By the time I pull up to the curb in front of the school on San Vicente, we’ve got a minute to spare and my twins will be painting their feelings about a red pen and a pair of sandy, mostly-red boardshorts that have probably been in the armrest console since last summer.
Their friend Abby and her nanny Maria are hustling down the sidewalk—thank fuck we aren’t the only ones running late today.
“Abby Abby Abby!” Summer yells out.
“No yelling at school,” I remind her. “Hey, Maria,” I say while helping Lucky get his backpack on and his shoes into his backpack. “Would you mind walking them to the door too?”
“Of course, Mr. Miller. Hello.” She smiles at me warmly, notices that my T-shirt’s on inside out, and nods politely, looking away. “Come on, kids. We’re late, we’re late!”
“See you at pickup!” I say, waving.
So that’s done.
I got them to school alive and on time.
Now that the adrenaline rush has subsided, I am so fucking tired, I’m considering parking on a side street to take a nap.
I don’t think I’m gonna make it through to Tuesday, much less another three months of this.
I start the engine and pull out onto the street, slowing down as I check out the pair of women who jog by. One of them catches sight of me through the windshield, her eyes widen, and she stops in her tracks to elbow her friend and wave at me. They look like they’re in their early twenties. They were probably fans of my Disney Channel sitcom That’s So Wizard when they were preteens, or maybe the ABC Family one, or the CW show. They don’t look like feature comedy fans. They just look hot. My fans are hot. They both start blowing kisses my way. I give them the nod and the grin they’re looking for, salute them, and drive off.
Fuck, I need to get laid.
Maybe I should go for a run on the beach.
Fuck that—as soon as I get home, I’m going to call every parent I know to ask for a nanny reference, and if Margo doesn’t like it, she can kiss my exhausted ass.
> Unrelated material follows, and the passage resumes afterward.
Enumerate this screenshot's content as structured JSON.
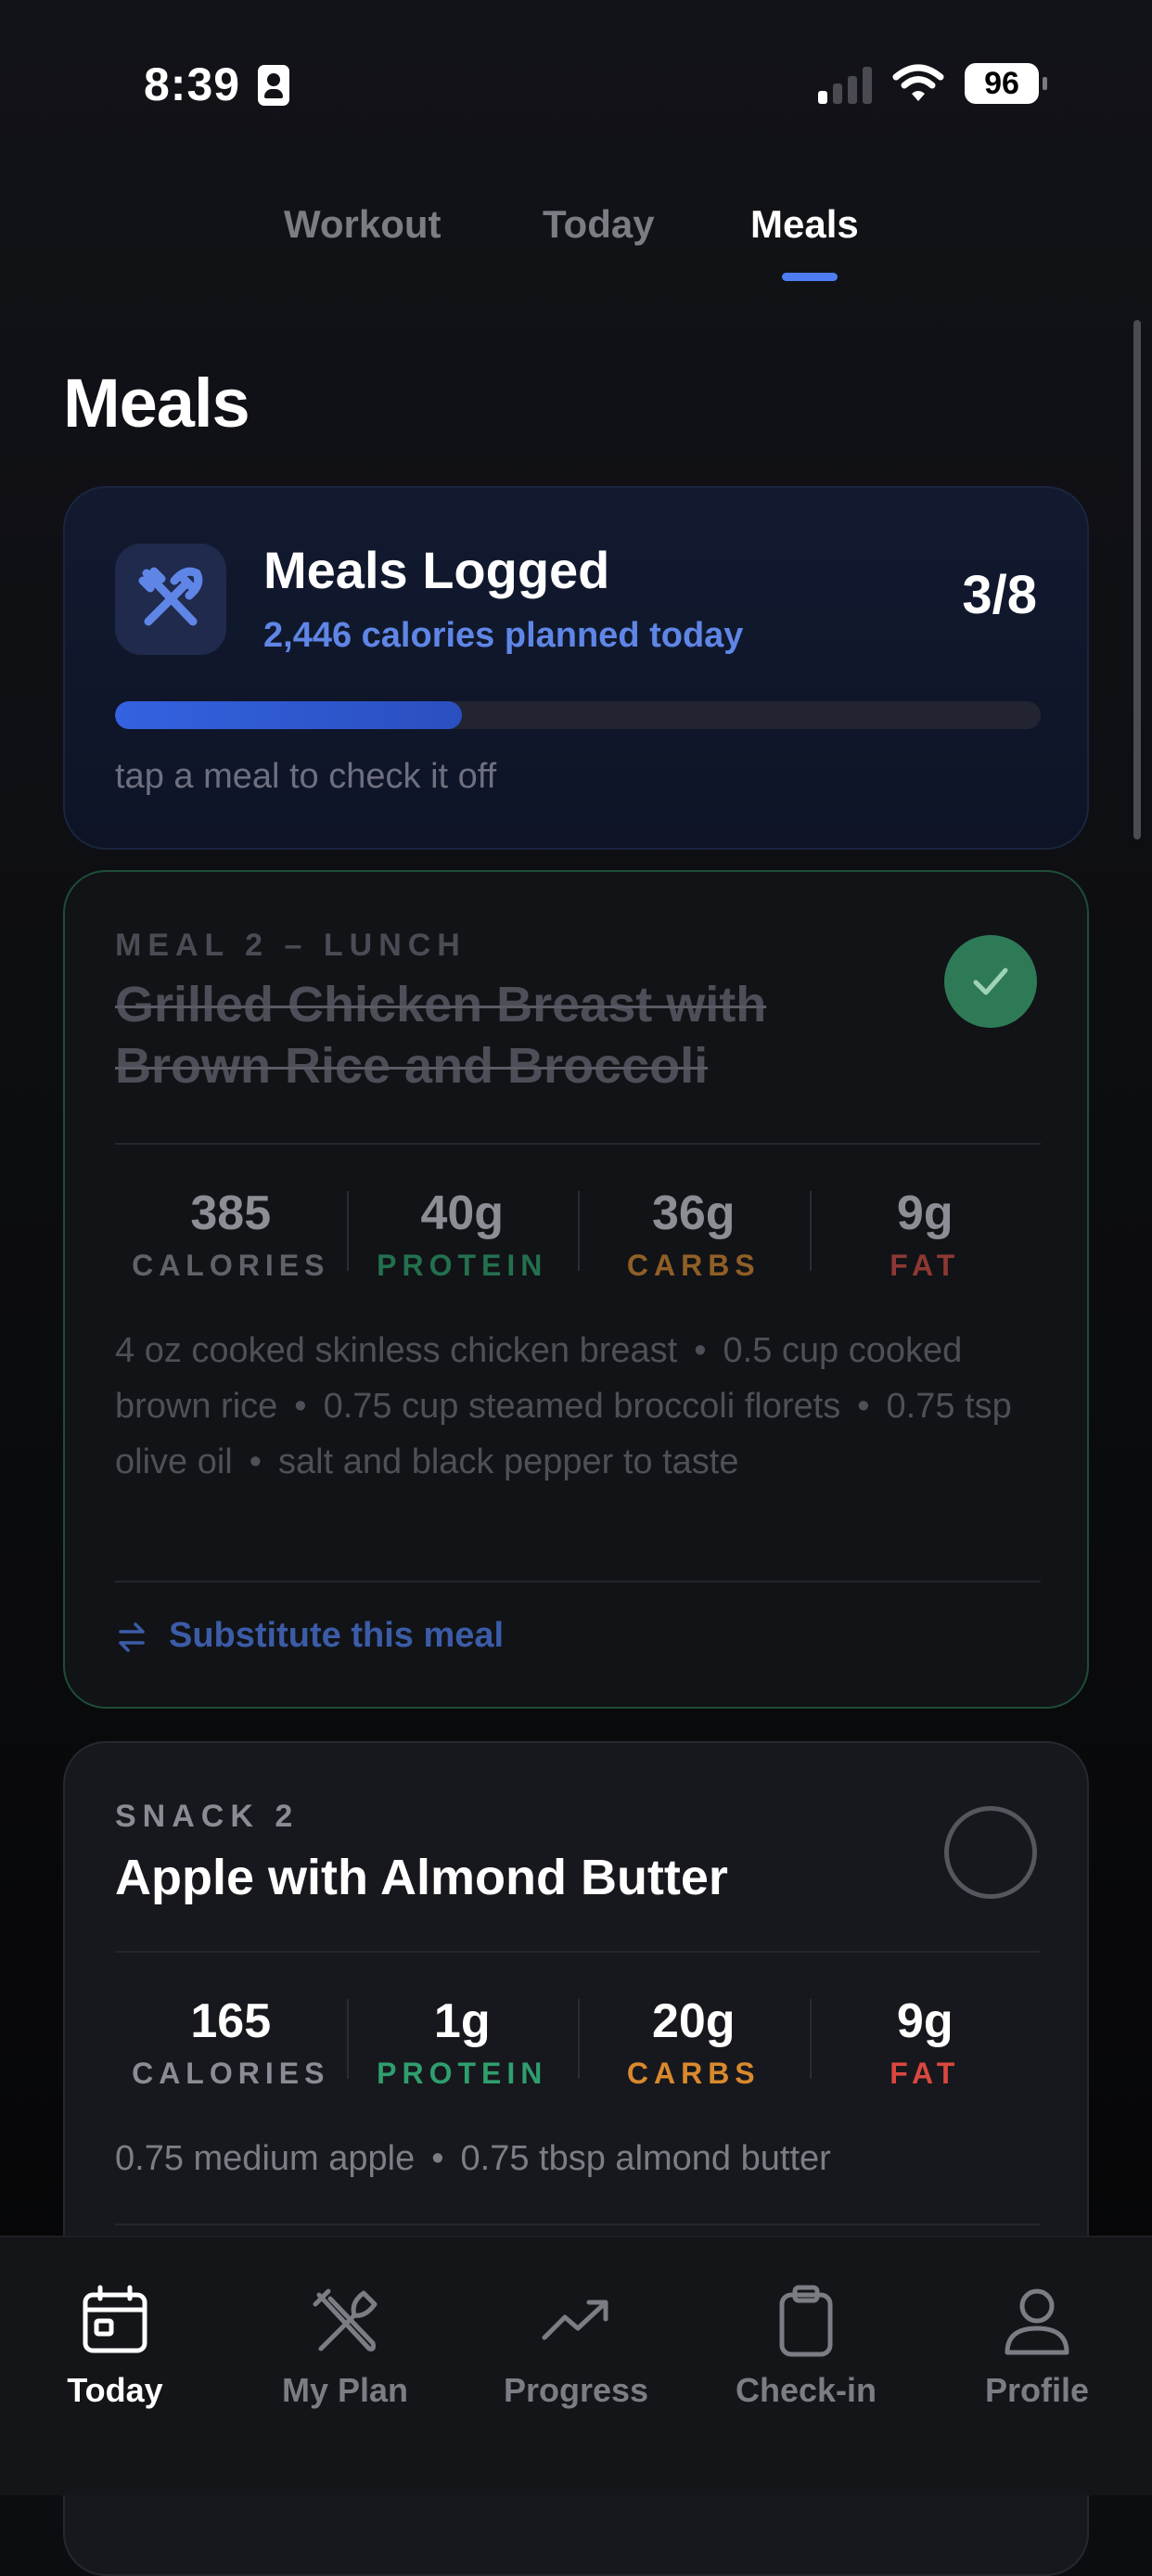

I can’t take care of our kids if my basic needs aren’t being met.
Shit, did I eat?
I need to eat.
I need to sleep.
I need to buy more groceries.
I need to clean up the mess in the kitchen because Consuelo doesn’t come until tomorrow.
I need to call my agent back and tell him to stop sending me scripts unless the projects start at least four months from now.
I need to find out why bananas get brown spots.
I need to hear my name screamed out loud when I’m balls deep in a beautiful woman, but my Dad Dick has been deprioritized, so that goes to the bottom of an ever-growing list.
I feel like the oldest twenty-eight-year-old guy in LA and I just graduated from playing college students.
Fuck you, insomnia.